I have fought strongly for privacy, I have built tools to protect us, but I'm realizing now it is more transparency that I want, that levels the playing field of opportunity. Growing up, I rooted for "tech" because it gave me a voice to be heard where I previously had none. On the school grounds I had bullies, but online I could transcend my circumstance, overcome my mortal environment, and find friends who truly understood me. We were all the underdogs fighting for a better future.
But then they became the bastards of "Big Tech", bullies using informational power rather than physical power. If our thoughts do not conform to their agenda, they will lock our words outs into meaningless echo chambers, while they sit behind closed doors orchestrating puppet levers. But now that we know their misdeeds, it is up to us to build a better future.
The Personal Platform.
What if you had a tool that posted your words to every platform? Now if one platform censors you, it doesn't matter. It turns platforms into just another dumb pipe to amplify your voice to. Then you'd simply have a bigger platform, and more pipes. Rather than retreating from Big Tech, you'd become as powerful as Google and Facebook combined.
Think about that, all that power in your pocket. But this time, it is not the establishment manipulating you, it is you doing the manipulating yourself. Why do we have advertisements that berate us into buying something, instead of reminders of our upcoming appointments? Why do we have behavioral tracking instead of quantified self metrics that only we can see? Why do we have to login to a site when we already logged online? Why do they give us a newsfeed when we usually feed ourselves, are we babies not adults?
The Big Tech Platform is Patriarchy, Plutocracy by Programmers.
Empower the self, and you get the Egalitarians of the Everyone.
The Future is the Personal Platform, an operating system over your own destiny.
In 1989 computers were considered business machines, this is why IBM is called IBM. The idea that an ordinary person would ever operate a computer was a laughable construct.
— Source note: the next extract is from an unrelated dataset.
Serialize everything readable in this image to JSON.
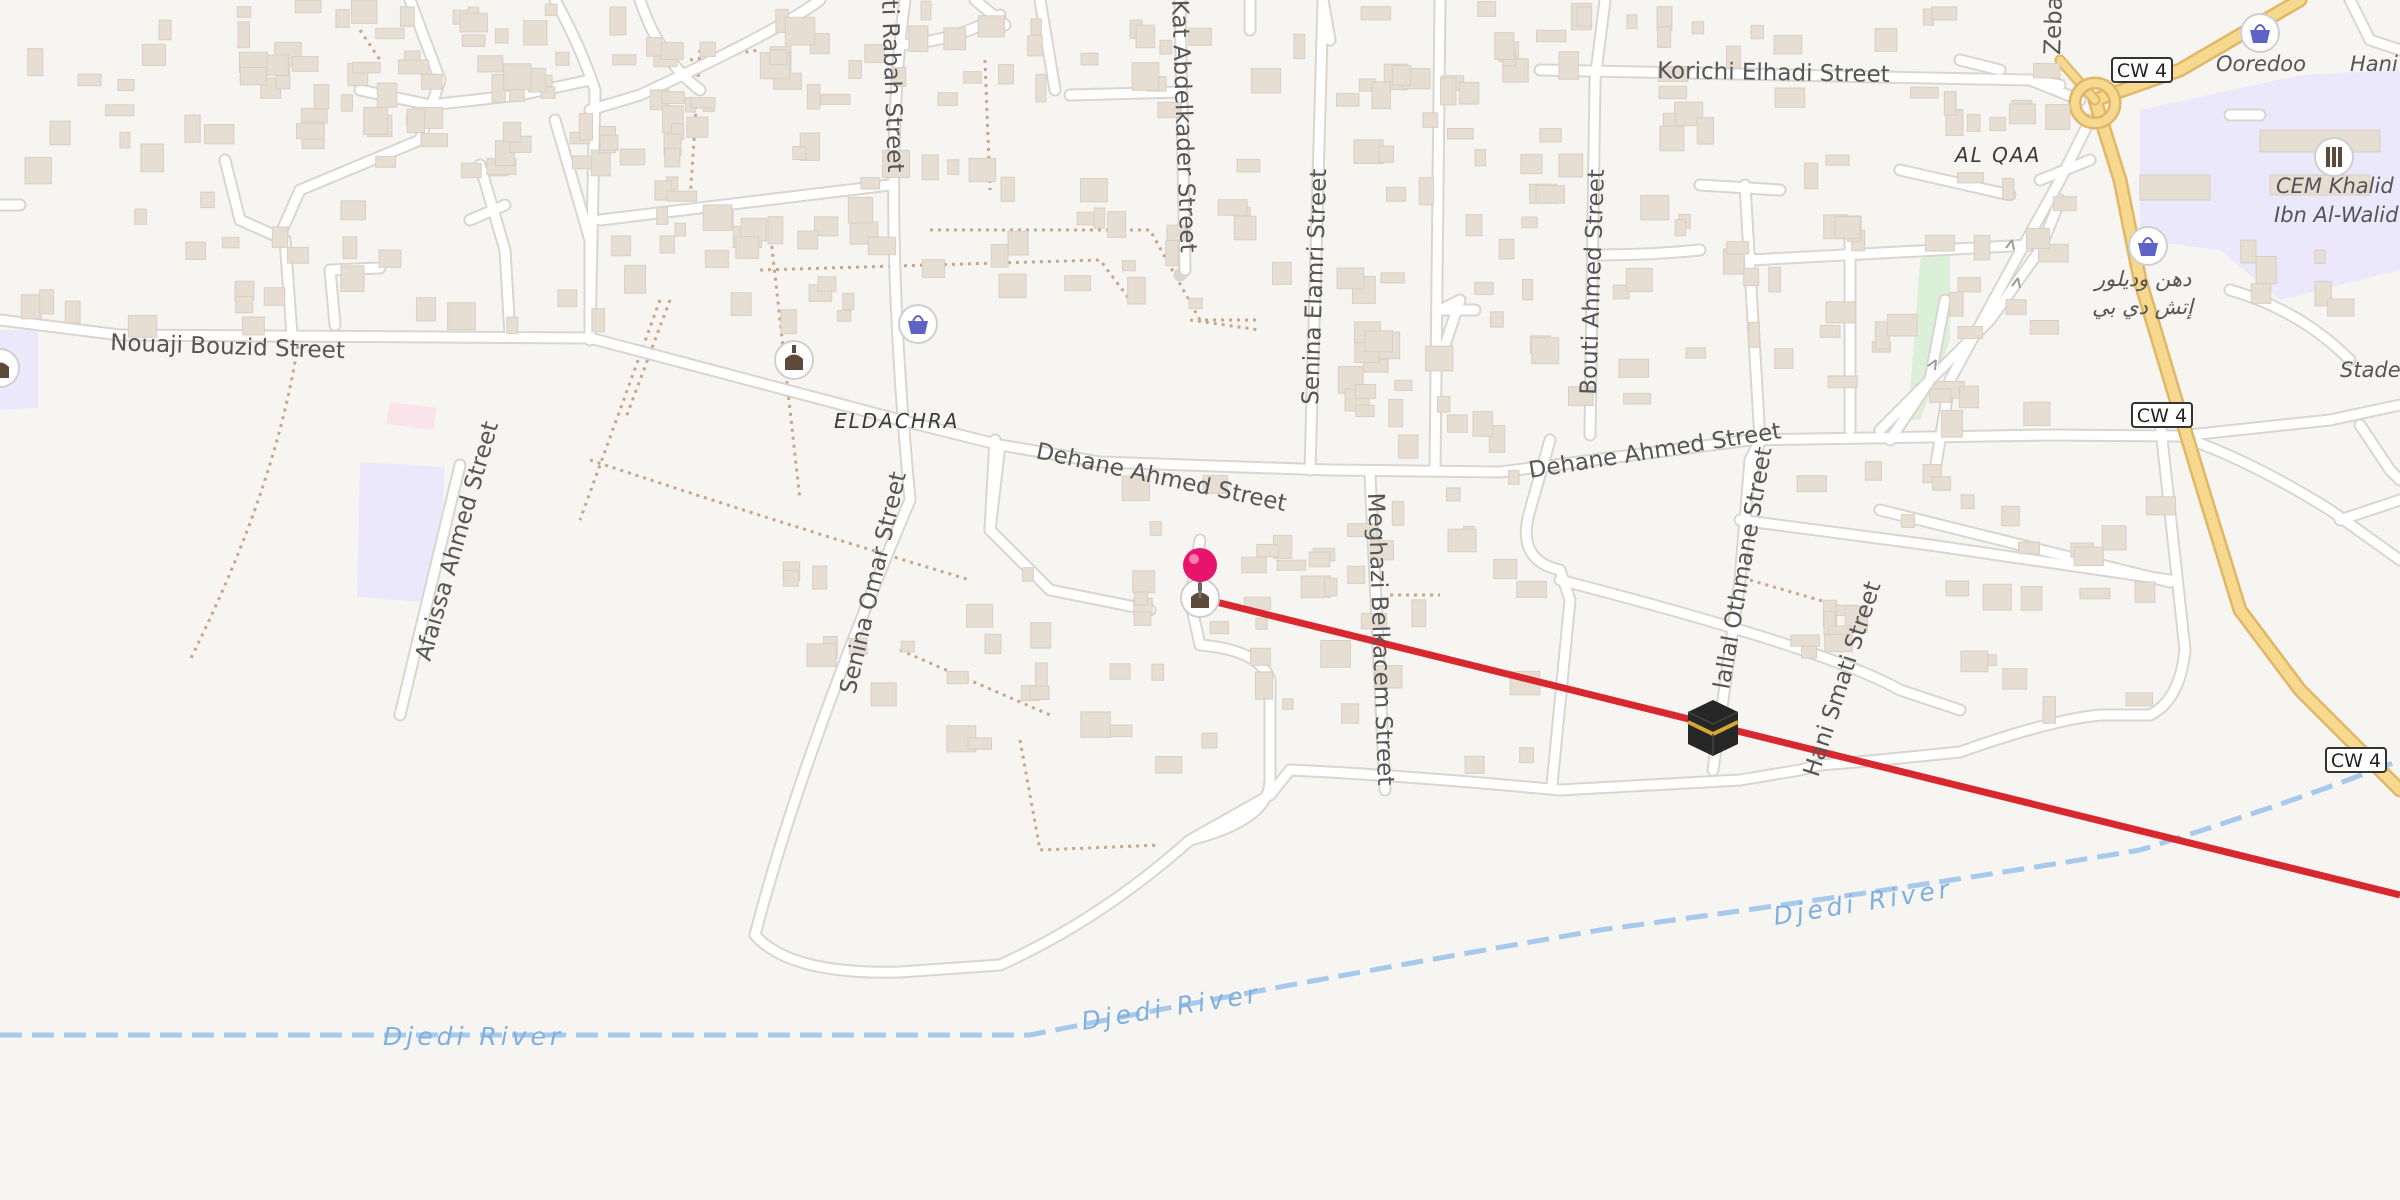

But Steve Jobs and Bill Gates saw things a little differently, in 1990 they saw that the future would be the PC, Personal Computers, and launched Windows 3.0 and NeXT. And they were right, billions of everyday people came to adopt computers. So many people had computers, that we decided to Web them together.
But then the platforms came and monopolized the web. Now, in 2019, the majority of our computers are dumb pipes for "Big Tech" to push their agenda to. Only a business would be able to operate a platform, no? It would be laughable if a layperson could run a platform that had billions of people in its reach. It is ridiculous to think that someone would actually want to own their own contact list. Surely, only Disney, Netflix, YouTube, CNN, and Fox need that many friends.
Then, in 2020, you and I saw things a little differently, and the Personal Platform was born. By the end of the decade, billions had joined.